Today’s newsletter is going to be a little different. For the past few days, I have been traveling from event to event, promoting my new book, The Five-Week Leadership Challenge. From the first day I proposed the book to Harper Collins, to writing my first draft, to now, I have learned a lot. I’d like to share 6 of those lessons with you today. Hopefully, you can learn just as much as I have.

  1. Put in the effort. I know this sounds trite, but I truly believe that putting in the effort is the most important step to any endeavor. There are a lot of people in this world trying to do exactly what you are doing, but not all those people are going to work as hard as you might think. If you put in the effort, you will be surprised at what you are able to accomplish.

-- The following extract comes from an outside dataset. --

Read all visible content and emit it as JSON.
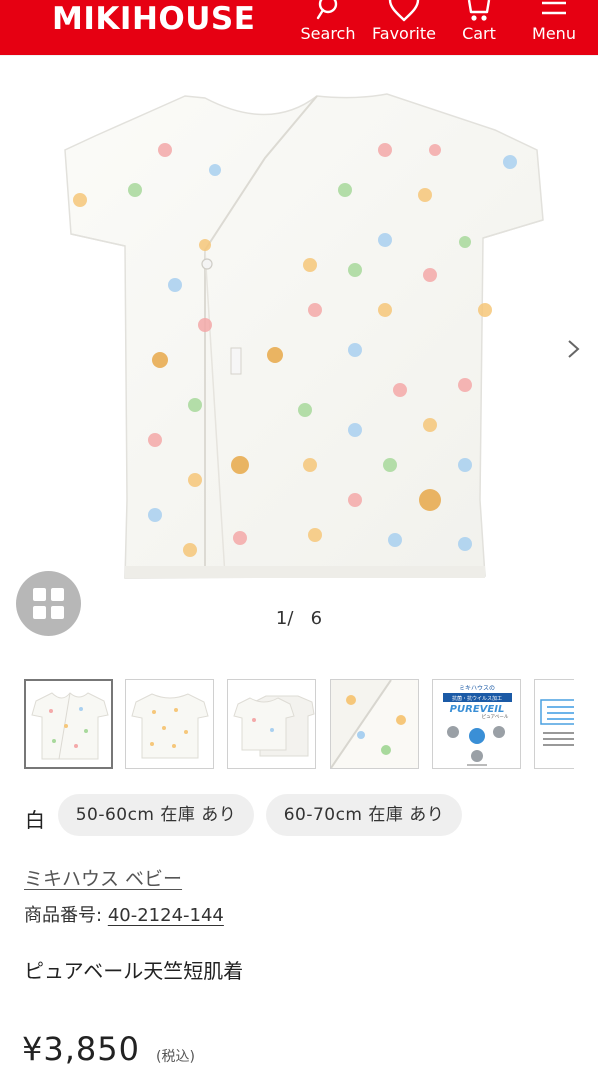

  2. Take a chance. I wrote my book without knowing whether it be would a success or a failure. While I am happy to see that the book has not flopped, I am still not sure what our first week sales numbers will be. But that is just the point. In anything you do, you must take chances. Without being willing to do something risky, you’ll never be able to do something meaningful.

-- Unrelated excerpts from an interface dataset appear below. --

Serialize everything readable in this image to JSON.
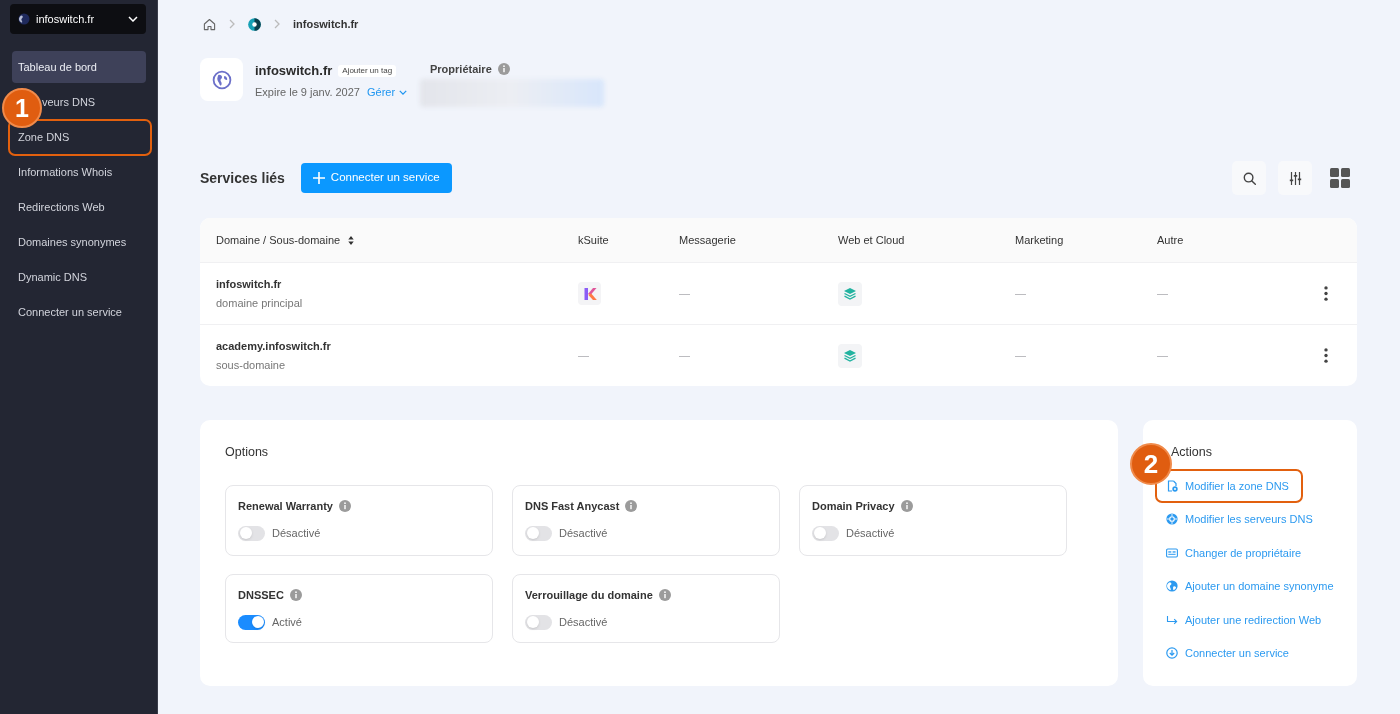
{
  "sidebar": {
    "domain_selector": {
      "label": "infoswitch.fr"
    },
    "items": [
      {
        "label": "Tableau de bord",
        "selected": true
      },
      {
        "label": "veurs DNS",
        "selected": false
      },
      {
        "label": "Zone DNS",
        "selected": false,
        "callout": "1"
      },
      {
        "label": "Informations Whois",
        "selected": false
      },
      {
        "label": "Redirections Web",
        "selected": false
      },
      {
        "label": "Domaines synonymes",
        "selected": false
      },
      {
        "label": "Dynamic DNS",
        "selected": false
      },
      {
        "label": "Connecter un service",
        "selected": false
      }
    ]
  },
  "breadcrumb": {
    "current": "infoswitch.fr"
  },
  "domain": {
    "name": "infoswitch.fr",
    "tag_button": "Ajouter un tag",
    "expiry": "Expire le 9 janv. 2027",
    "manage_link": "Gérer",
    "owner_label": "Propriétaire"
  },
  "services": {
    "title": "Services liés",
    "connect_button": "Connecter un service",
    "table": {
      "columns": [
        {
          "label": "Domaine / Sous-domaine",
          "sortable": true
        },
        {
          "label": "kSuite",
          "sortable": false
        },
        {
          "label": "Messagerie",
          "sortable": false
        },
        {
          "label": "Web et Cloud",
          "sortable": false
        },
        {
          "label": "Marketing",
          "sortable": false
        },
        {
          "label": "Autre",
          "sortable": false
        }
      ],
      "rows": [
        {
          "cells": [
            {
              "kind": "domain",
              "name": "infoswitch.fr",
              "type": "domaine principal"
            },
            {
              "kind": "ksuite"
            },
            {
              "kind": "empty",
              "text": "—"
            },
            {
              "kind": "hosting"
            },
            {
              "kind": "empty",
              "text": "—"
            },
            {
              "kind": "empty",
              "text": "—"
            }
          ]
        },
        {
          "cells": [
            {
              "kind": "domain",
              "name": "academy.infoswitch.fr",
              "type": "sous-domaine"
            },
            {
              "kind": "empty",
              "text": "—"
            },
            {
              "kind": "empty",
              "text": "—"
            },
            {
              "kind": "hosting"
            },
            {
              "kind": "empty",
              "text": "—"
            },
            {
              "kind": "empty",
              "text": "—"
            }
          ]
        }
      ]
    }
  },
  "options": {
    "title": "Options",
    "items": [
      {
        "label": "Renewal Warranty",
        "on": false,
        "status": "Désactivé"
      },
      {
        "label": "DNS Fast Anycast",
        "on": false,
        "status": "Désactivé"
      },
      {
        "label": "Domain Privacy",
        "on": false,
        "status": "Désactivé"
      },
      {
        "label": "DNSSEC",
        "on": true,
        "status": "Activé"
      },
      {
        "label": "Verrouillage du domaine",
        "on": false,
        "status": "Désactivé"
      }
    ]
  },
  "actions": {
    "title": "Actions",
    "items": [
      {
        "kind": "zone",
        "label": "Modifier la zone DNS",
        "callout": "2"
      },
      {
        "kind": "servers",
        "label": "Modifier les serveurs DNS"
      },
      {
        "kind": "owner",
        "label": "Changer de propriétaire"
      },
      {
        "kind": "alias",
        "label": "Ajouter un domaine synonyme"
      },
      {
        "kind": "redirect",
        "label": "Ajouter une redirection Web"
      },
      {
        "kind": "connect",
        "label": "Connecter un service"
      }
    ]
  }
}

  3. Set big goals. I’ve written books before, but never one of this magnitude. From the very beginning, I set the goal of reaching the Wall Street Journal Best Seller list. I am cautiously optimistic that I will reach that goal, but even if I do not, I have learned so much from this process. Next time you think a goal might be too lofty, set it anyway. As the saying goes, shoot for the moon, even if you miss, at least you’ll land among the stars.

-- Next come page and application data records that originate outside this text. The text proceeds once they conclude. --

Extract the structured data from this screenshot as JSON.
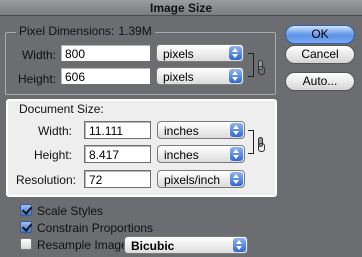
{
  "window": {
    "title": "Image Size"
  },
  "pixel_dimensions": {
    "legend": "Pixel Dimensions:",
    "size": "1.39M",
    "width": {
      "label": "Width:",
      "value": "800",
      "unit": "pixels"
    },
    "height": {
      "label": "Height:",
      "value": "606",
      "unit": "pixels"
    },
    "constrain_link_icon": "chain-link-icon"
  },
  "document_size": {
    "legend": "Document Size:",
    "width": {
      "label": "Width:",
      "value": "11.111",
      "unit": "inches"
    },
    "height": {
      "label": "Height:",
      "value": "8.417",
      "unit": "inches"
    },
    "resolution": {
      "label": "Resolution:",
      "value": "72",
      "unit": "pixels/inch"
    },
    "constrain_link_icon": "chain-link-icon"
  },
  "buttons": {
    "ok": "OK",
    "cancel": "Cancel",
    "auto": "Auto..."
  },
  "options": {
    "scale_styles": {
      "label": "Scale Styles",
      "checked": true
    },
    "constrain_proportions": {
      "label": "Constrain Proportions",
      "checked": true
    },
    "resample_image": {
      "label": "Resample Image:",
      "checked": false,
      "method": "Bicubic"
    }
  },
  "colors": {
    "panel_bg": "#6b6d70",
    "highlight_bg": "#eeeeee",
    "accent_blue": "#3a74d6"
  }
}
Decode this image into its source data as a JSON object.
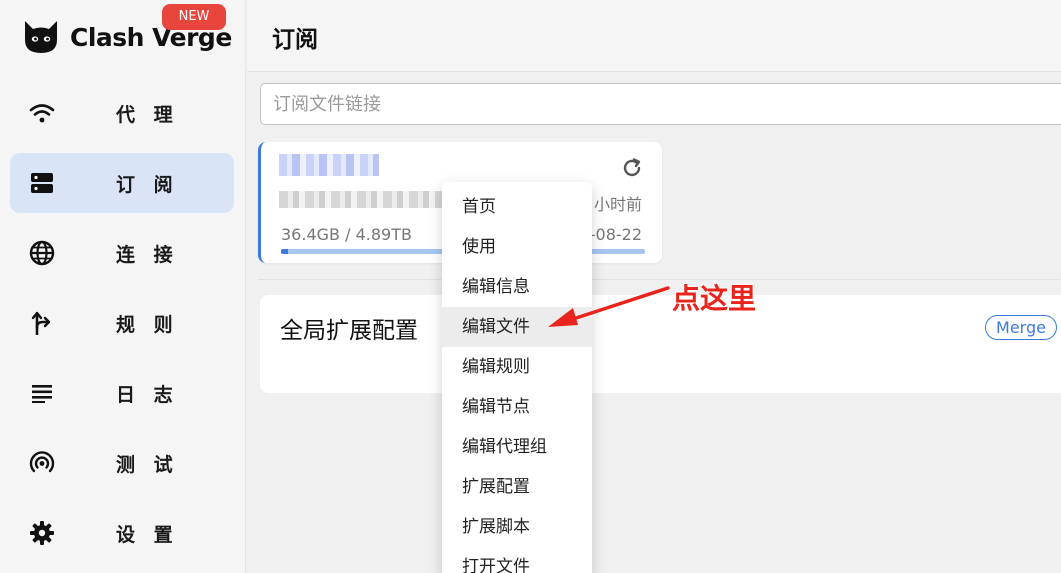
{
  "app": {
    "name": "Clash Verge",
    "new_badge": "NEW"
  },
  "sidebar": {
    "items": [
      {
        "label": "代 理",
        "icon": "wifi-icon",
        "active": false
      },
      {
        "label": "订 阅",
        "icon": "server-icon",
        "active": true
      },
      {
        "label": "连 接",
        "icon": "globe-icon",
        "active": false
      },
      {
        "label": "规 则",
        "icon": "fork-arrow-icon",
        "active": false
      },
      {
        "label": "日 志",
        "icon": "lines-icon",
        "active": false
      },
      {
        "label": "测 试",
        "icon": "radar-icon",
        "active": false
      },
      {
        "label": "设 置",
        "icon": "gear-icon",
        "active": false
      }
    ]
  },
  "header": {
    "title": "订阅"
  },
  "search": {
    "placeholder": "订阅文件链接"
  },
  "subscription": {
    "updated": "小时前",
    "usage": "36.4GB / 4.89TB",
    "expire": "-08-22",
    "progress": 0.02
  },
  "merge": {
    "title": "全局扩展配置",
    "badge": "Merge"
  },
  "context_menu": {
    "items": [
      "首页",
      "使用",
      "编辑信息",
      "编辑文件",
      "编辑规则",
      "编辑节点",
      "编辑代理组",
      "扩展配置",
      "扩展脚本",
      "打开文件"
    ],
    "highlighted_index": 3
  },
  "annotation": {
    "text": "点这里"
  },
  "colors": {
    "accent": "#3d7ae0",
    "active_nav": "#d9e4f6",
    "badge_red": "#e8453c",
    "annotation_red": "#e8241c"
  }
}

  4. Embrace teams. I absolutely could no have done any of this myself. I brought along my wife, my son-in-law, and a former student to help me launch The Five-Week Leadership Challenge. They have been with me through the highs and lows of this process, and throughout the journey we have all grown closer together. Without them, frankly, I couldn’t have made it this far.
  5. Stop saying and start doing. Tons of people say they want to do something. They want to start a business, tackle a side hustle, or launch a product. But not many people actually do what they say. Some people like to dream, and that’s okay, but if you really want to do what you say, you have to do exactly that. You must go out and do it. I’ve talked about writing this book for a long time, but it was not until I actually sat down and wrote it that it got done. So, go out and do what you say. You might be surprised at what you can accomplish.
  6. Bet on yourself. I mean this. You’re already investing in yourself by reading this newsletter, using our tools, and no doubt, doing a variety of other things to improve your abilities. But, to put your improvements into practice, you have to bet on yourself. Test yourself, take some chances, and go out and do what you want to do. I know you’re capable, do you?

I hope you found these six lessons as helpful as I have. I hope you will support me by buying a copy of my book on Amazon, but even if not, I look forward to helping you on your leadership journey.


Photo by Aaron Burden on Unsplash